Navigating Ethical Dilemmas in Education in Emergencies (EIE): A Compendium of Vignettes for Research & Practice
Despite careful planning and preparation to initiate Education in Emergencies (EiE) research and programming in crisis-affected contexts, often unforeseen challenges emerge. Uncertainty about these challenges necessitates researchers and practitioners to develop the knowledge, skills, and attitudes to be adaptive and responsive to emerging dilemmas. These challenges are questions of positionality, identity, power, purpose, and individual and collective commitments to research, program participants, and communities. And yet, researchers and practitioners rarely have opportunities to formally learn about, reflect on, and plan for the inevitable ethical challenges that emerge while conducting fieldwork and education programming in crisis- and conflict-affected settings.
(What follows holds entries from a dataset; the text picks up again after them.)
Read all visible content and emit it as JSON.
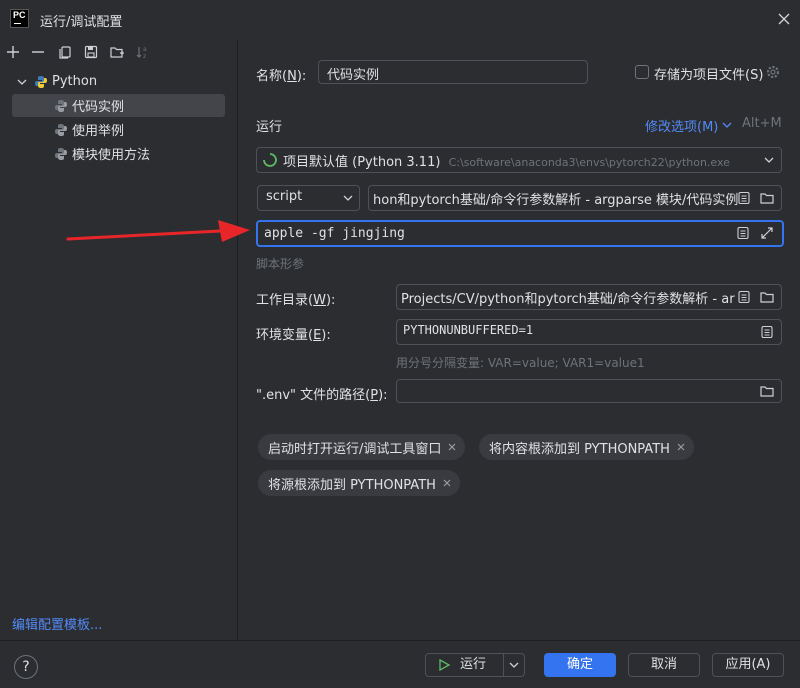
{
  "window": {
    "title": "运行/调试配置",
    "logo_text": "PC"
  },
  "tree": {
    "group": "Python",
    "items": [
      "代码实例",
      "使用举例",
      "模块使用方法"
    ],
    "selected_index": 0
  },
  "left_footer": {
    "edit_templates": "编辑配置模板..."
  },
  "form": {
    "name_label": "名称(",
    "name_mnemonic": "N",
    "name_label_end": "):",
    "name_value": "代码实例",
    "store_label": "存储为项目文件(S)",
    "run_section": "运行",
    "modify_options": "修改选项(M)",
    "modify_shortcut": "Alt+M",
    "interpreter_name": "项目默认值 (Python 3.11)",
    "interpreter_path": "C:\\software\\anaconda3\\envs\\pytorch22\\python.exe",
    "script_type": "script",
    "script_path": "hon和pytorch基础/命令行参数解析 - argparse 模块/代码实例",
    "params_value": "apple -gf jingjing",
    "params_hint": "脚本形参",
    "workdir_label": "工作目录(",
    "workdir_mnemonic": "W",
    "workdir_label_end": "):",
    "workdir_value": "Projects/CV/python和pytorch基础/命令行参数解析 - ar",
    "env_label": "环境变量(",
    "env_mnemonic": "E",
    "env_label_end": "):",
    "env_value": "PYTHONUNBUFFERED=1",
    "env_hint": "用分号分隔变量: VAR=value; VAR1=value1",
    "dotenv_label": "\".env\" 文件的路径(",
    "dotenv_mnemonic": "P",
    "dotenv_label_end": "):",
    "dotenv_value": "",
    "chips": [
      "启动时打开运行/调试工具窗口",
      "将内容根添加到 PYTHONPATH",
      "将源根添加到 PYTHONPATH"
    ]
  },
  "footer": {
    "help": "?",
    "run": "运行",
    "ok": "确定",
    "cancel": "取消",
    "apply": "应用(A)"
  },
  "colors": {
    "accent": "#3574f0",
    "link": "#548af7",
    "annotation_arrow": "#e8262a",
    "python_blue": "#3d7ab8",
    "python_yellow": "#f0c93c"
  }
}
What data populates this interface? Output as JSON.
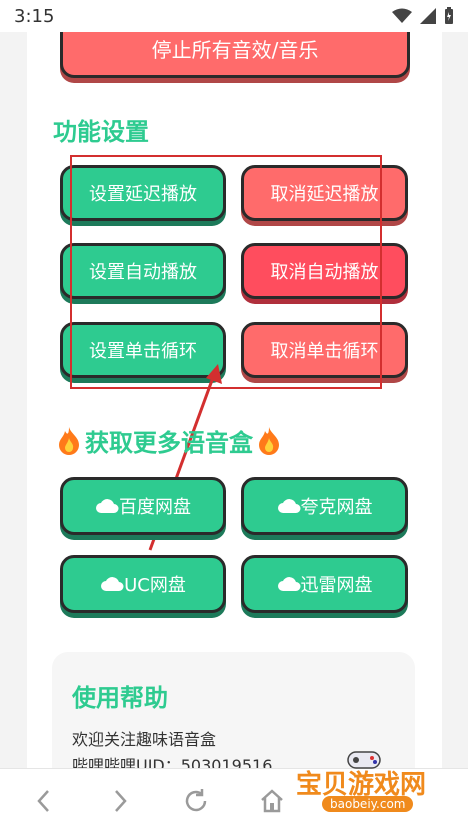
{
  "status": {
    "time": "3:15"
  },
  "buttons": {
    "stop_all": "停止所有音效/音乐",
    "set_delay": "设置延迟播放",
    "cancel_delay": "取消延迟播放",
    "set_auto": "设置自动播放",
    "cancel_auto": "取消自动播放",
    "set_loop": "设置单击循环",
    "cancel_loop": "取消单击循环"
  },
  "sections": {
    "function_settings": "功能设置",
    "get_more": "获取更多语音盒"
  },
  "downloads": {
    "baidu": "百度网盘",
    "quark": "夸克网盘",
    "uc": "UC网盘",
    "xunlei": "迅雷网盘"
  },
  "help": {
    "title": "使用帮助",
    "line1": "欢迎关注趣味语音盒",
    "line2": "哔哩哔哩UID：503019516"
  },
  "watermark": {
    "brand": "宝贝游戏网",
    "domain": "baobeiy.com"
  },
  "icons": {
    "fire": "fire-icon",
    "cloud": "cloud-icon",
    "back": "chevron-left-icon",
    "forward": "chevron-right-icon",
    "reload": "reload-icon",
    "home": "home-icon"
  },
  "colors": {
    "green": "#2ecb90",
    "red": "#ff6b6b",
    "annotation": "#d32f2f"
  }
}
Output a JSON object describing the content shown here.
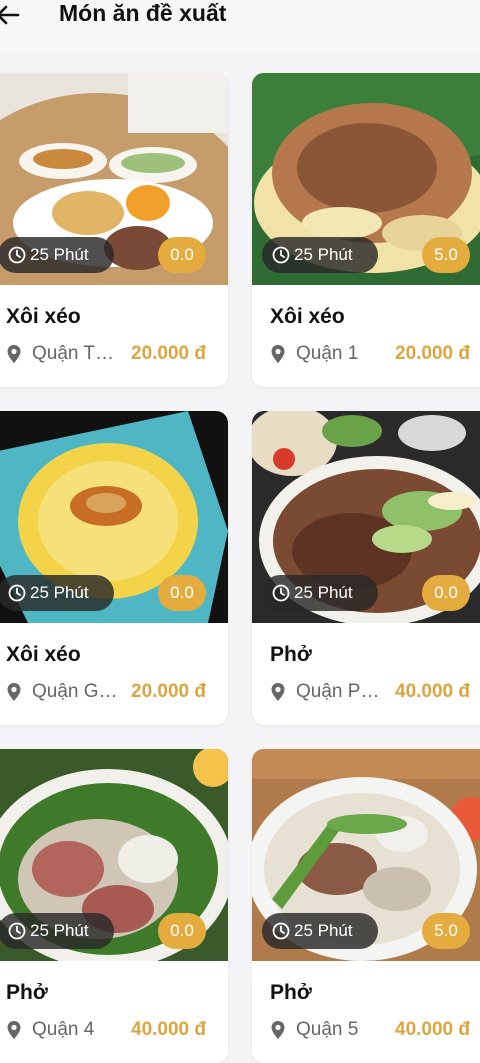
{
  "header": {
    "title": "Món ăn đề xuất"
  },
  "items": [
    {
      "name": "Xôi xéo",
      "time": "25 Phút",
      "rating": "0.0",
      "location": "Quận Tân Bình",
      "price": "20.000 đ"
    },
    {
      "name": "Xôi xéo",
      "time": "25 Phút",
      "rating": "5.0",
      "location": "Quận 1",
      "price": "20.000 đ"
    },
    {
      "name": "Xôi xéo",
      "time": "25 Phút",
      "rating": "0.0",
      "location": "Quận Gò Vấp",
      "price": "20.000 đ"
    },
    {
      "name": "Phở",
      "time": "25 Phút",
      "rating": "0.0",
      "location": "Quận Phú Nhuận",
      "price": "40.000 đ"
    },
    {
      "name": "Phở",
      "time": "25 Phút",
      "rating": "0.0",
      "location": "Quận 4",
      "price": "40.000 đ"
    },
    {
      "name": "Phở",
      "time": "25 Phút",
      "rating": "5.0",
      "location": "Quận 5",
      "price": "40.000 đ"
    }
  ]
}
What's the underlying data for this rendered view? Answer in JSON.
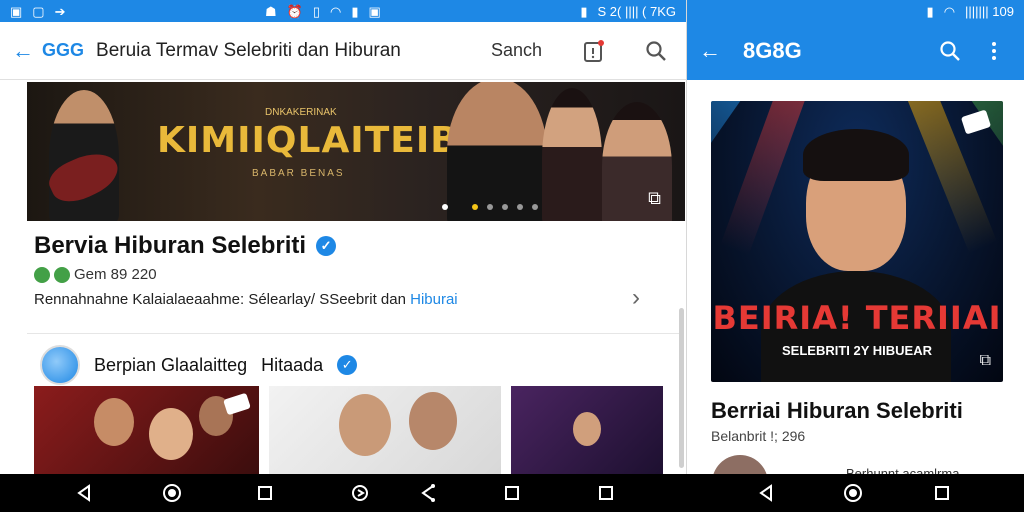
{
  "left": {
    "status": {
      "time": "",
      "right_text": ""
    },
    "appbar": {
      "logo": "GGG",
      "title": "Beruia Termav Selebriti dan Hiburan",
      "search_label": "Sanch"
    },
    "banner": {
      "kicker": "DNKAKERINAK",
      "title": "KIMIIQLAITEIBIAN",
      "subtitle": "BABAR BENAS"
    },
    "channel": {
      "name": "Bervia Hiburan Selebriti",
      "meta": "Gem 89 220",
      "description": "Rennahnahne Kalaialaeaahme: Sélearlay/ SSeebrit dan",
      "description_link": "Hiburai"
    },
    "row2": {
      "name": "Berpian Glaalaitteg",
      "name_suffix": "Hitaada"
    }
  },
  "right": {
    "status": {
      "text": "S 2(  ||||| ( 7KG"
    },
    "appbar": {
      "logo": "8G8G"
    },
    "card": {
      "title": "BEIRIA! TERIIAI",
      "subtitle": "SELEBRITI 2Y HIBUEAR"
    },
    "title": "Berriai Hiburan Selebriti",
    "meta": "Belanbrit !; 296",
    "more_text": "Berhunnt acamlrma"
  },
  "status_left_text": "S 2( |||| ( 7KG",
  "status_right_text": "||||||| 109",
  "colors": {
    "accent": "#1e88e5",
    "banner_gold": "#e9b93a",
    "card_red": "#e53935",
    "verified": "#1e88e5",
    "nav_bg": "#000000"
  },
  "icons": {
    "back": "arrow-left-icon",
    "search": "search-icon",
    "notification": "notification-icon",
    "more": "more-vert-icon",
    "verified": "verified-check-icon",
    "chevron": "chevron-right-icon",
    "nav_back": "nav-back-icon",
    "nav_home": "nav-home-icon",
    "nav_recents": "nav-recents-icon"
  }
}
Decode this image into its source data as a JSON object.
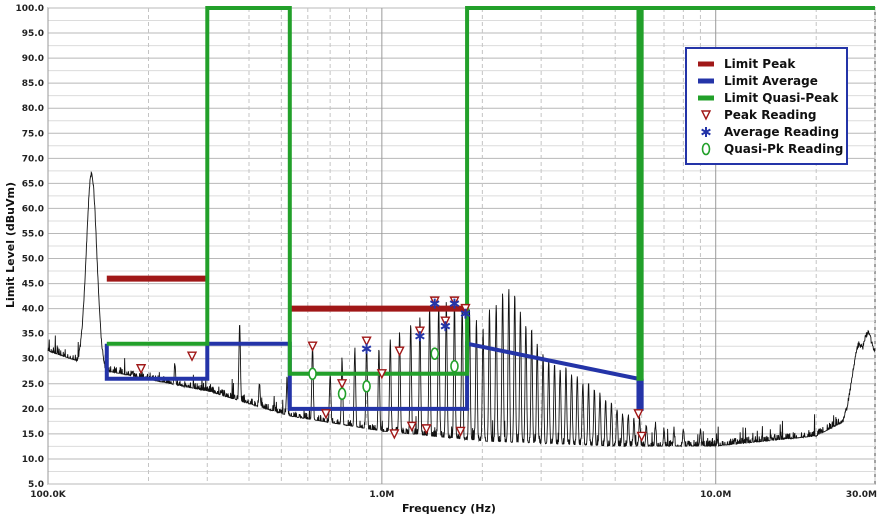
{
  "chart_data": {
    "type": "line",
    "xlabel": "Frequency (Hz)",
    "ylabel": "Limit Level (dBuVm)",
    "x_scale": "log",
    "xlim": [
      100000,
      30000000
    ],
    "ylim": [
      5,
      100
    ],
    "grid": true,
    "legend_position": "top-right",
    "x_tick_labels": [
      {
        "value": 100000,
        "label": "100.0K"
      },
      {
        "value": 1000000,
        "label": "1.0M"
      },
      {
        "value": 10000000,
        "label": "10.0M"
      },
      {
        "value": 30000000,
        "label": "30.0M"
      }
    ],
    "y_tick_labels": [
      "5.0",
      "10.0",
      "15.0",
      "20.0",
      "25.0",
      "30.0",
      "35.0",
      "40.0",
      "45.0",
      "50.0",
      "55.0",
      "60.0",
      "65.0",
      "70.0",
      "75.0",
      "80.0",
      "85.0",
      "90.0",
      "95.0",
      "100.0"
    ],
    "series": [
      {
        "name": "Limit Peak",
        "color": "#a01818",
        "segments": [
          [
            [
              150000,
              46
            ],
            [
              300000,
              46
            ]
          ],
          [
            [
              530000,
              40
            ],
            [
              1800000,
              40
            ]
          ],
          [
            [
              5870000,
              40
            ],
            [
              6000000,
              40
            ]
          ]
        ]
      },
      {
        "name": "Limit Average",
        "color": "#2434a8",
        "points": [
          [
            150000,
            33
          ],
          [
            150000,
            26
          ],
          [
            300000,
            26
          ],
          [
            300000,
            33
          ],
          [
            530000,
            33
          ],
          [
            530000,
            20
          ],
          [
            1800000,
            20
          ],
          [
            1800000,
            33
          ],
          [
            5870000,
            26
          ],
          [
            5870000,
            20
          ],
          [
            6000000,
            20
          ],
          [
            6000000,
            26
          ]
        ]
      },
      {
        "name": "Limit Quasi-Peak",
        "color": "#22a02a",
        "points": [
          [
            150000,
            33
          ],
          [
            300000,
            33
          ],
          [
            300000,
            100
          ],
          [
            530000,
            100
          ],
          [
            530000,
            27
          ],
          [
            1800000,
            27
          ],
          [
            1800000,
            100
          ],
          [
            5870000,
            100
          ],
          [
            5870000,
            26
          ],
          [
            6000000,
            26
          ],
          [
            6000000,
            100
          ],
          [
            30000000,
            100
          ]
        ]
      },
      {
        "name": "Peak Reading",
        "color": "#a01818",
        "marker": "triangle-down",
        "points": [
          [
            190000,
            28
          ],
          [
            270000,
            30.5
          ],
          [
            620000,
            32.5
          ],
          [
            680000,
            19
          ],
          [
            760000,
            25
          ],
          [
            900000,
            33.5
          ],
          [
            1000000,
            27
          ],
          [
            1090000,
            15
          ],
          [
            1130000,
            31.5
          ],
          [
            1230000,
            16.5
          ],
          [
            1300000,
            35.5
          ],
          [
            1360000,
            16
          ],
          [
            1440000,
            41.5
          ],
          [
            1550000,
            37.5
          ],
          [
            1650000,
            41.5
          ],
          [
            1720000,
            15.5
          ],
          [
            1780000,
            40
          ],
          [
            5870000,
            19
          ],
          [
            6000000,
            14.5
          ]
        ]
      },
      {
        "name": "Average Reading",
        "color": "#2434a8",
        "marker": "asterisk",
        "points": [
          [
            900000,
            32
          ],
          [
            1300000,
            34.5
          ],
          [
            1440000,
            41
          ],
          [
            1550000,
            36.5
          ],
          [
            1650000,
            41
          ],
          [
            1780000,
            39
          ]
        ]
      },
      {
        "name": "Quasi-Pk Reading",
        "color": "#22a02a",
        "marker": "ellipse",
        "points": [
          [
            620000,
            27
          ],
          [
            760000,
            23
          ],
          [
            900000,
            24.5
          ],
          [
            1440000,
            31
          ],
          [
            1650000,
            28.5
          ]
        ]
      },
      {
        "name": "",
        "color": "#111111",
        "style": "noise-trace",
        "floor_profile": [
          [
            100000,
            31
          ],
          [
            150000,
            27
          ],
          [
            300000,
            23
          ],
          [
            530000,
            18
          ],
          [
            1000000,
            15
          ],
          [
            2000000,
            13
          ],
          [
            5000000,
            12
          ],
          [
            10000000,
            12
          ],
          [
            20000000,
            14
          ],
          [
            26000000,
            18
          ],
          [
            30000000,
            25
          ]
        ],
        "peaks": [
          [
            135000,
            67
          ],
          [
            175000,
            25
          ],
          [
            240000,
            29
          ],
          [
            375000,
            37
          ],
          [
            430000,
            25
          ],
          [
            520000,
            26
          ],
          [
            620000,
            32
          ],
          [
            700000,
            27
          ],
          [
            760000,
            30
          ],
          [
            830000,
            32
          ],
          [
            900000,
            33
          ],
          [
            980000,
            32
          ],
          [
            1060000,
            34
          ],
          [
            1130000,
            35
          ],
          [
            1220000,
            37
          ],
          [
            1300000,
            38
          ],
          [
            1390000,
            40
          ],
          [
            1480000,
            41
          ],
          [
            1560000,
            41
          ],
          [
            1650000,
            41
          ],
          [
            1740000,
            41
          ],
          [
            1830000,
            40
          ],
          [
            1920000,
            38
          ],
          [
            2010000,
            36
          ],
          [
            2100000,
            40
          ],
          [
            2200000,
            41
          ],
          [
            2300000,
            43
          ],
          [
            2400000,
            44
          ],
          [
            2500000,
            43
          ],
          [
            2600000,
            40
          ],
          [
            2700000,
            37
          ],
          [
            2810000,
            36
          ],
          [
            2920000,
            33
          ],
          [
            3040000,
            31
          ],
          [
            3160000,
            30
          ],
          [
            3290000,
            29
          ],
          [
            3420000,
            28
          ],
          [
            3560000,
            28
          ],
          [
            3700000,
            27
          ],
          [
            3850000,
            27
          ],
          [
            4000000,
            25
          ],
          [
            4160000,
            25
          ],
          [
            4330000,
            24
          ],
          [
            4500000,
            23
          ],
          [
            4680000,
            22
          ],
          [
            4870000,
            21
          ],
          [
            5060000,
            20
          ],
          [
            5260000,
            19
          ],
          [
            5470000,
            19
          ],
          [
            5690000,
            18
          ],
          [
            5920000,
            18
          ],
          [
            6200000,
            17
          ],
          [
            6600000,
            17
          ],
          [
            7000000,
            16
          ],
          [
            7500000,
            16
          ],
          [
            8000000,
            16
          ],
          [
            9000000,
            16
          ],
          [
            27000000,
            33
          ],
          [
            28500000,
            35
          ],
          [
            29500000,
            32
          ]
        ]
      }
    ]
  }
}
This is particularly worrisome for individuals new to EiE who frequently find work in some of the most difficult situations with minimal experience and mentorship to navigate the challenges that arise.
To bridge this gap, a group of researchers, practitioners, and graduate students contributed to a curated collection of 18 short vignettes based on the real-life challenges and ethical dilemmas they faced while completing education in emergencies-related work across a number of world regions, including the following countries: Colombia, Democratic Republic of Congo, Ecuador, Egypt, Ethiopia, Indonesia, Iraq, Jordan, Kenya, Lebanon, Libya, Mexico, Niger, Nigeria, Somalia, State of Palestine, Syria, Tanzania, Turkey, Uganda, and Yemen. By integrating real-life scenarios, this compendium aims to strengthen and support emerging and future researchers and practitioners’ skills to identify, reflect on, and mitigate current and future ethical dilemmas accompanying educational research and programming in crisis- and conflict-affected settings.
This compendium of vignettes was created to:
- Highlight the range of issues, dilemmas, and opportunities that researchers and practitioners need to consider beyond day-to-day data collection and programmatic activities as they prepare to conduct fieldwork and program activities in crisis- and conflict-affected settings.
- Illustrate through real-life scenarios the many challenges that can arise and help participants think through and plan for constructive strategies and solutions that mitigate harm to participants and themselves.
- Enable opportunities for individuals to learn and reflect on how their identities, institutional affiliations, and other positionalities influence research and programming on education in crisis- and conflict-affected settings.
- Provide instructors and trainers with a handy guidance note to accompany the vignettes.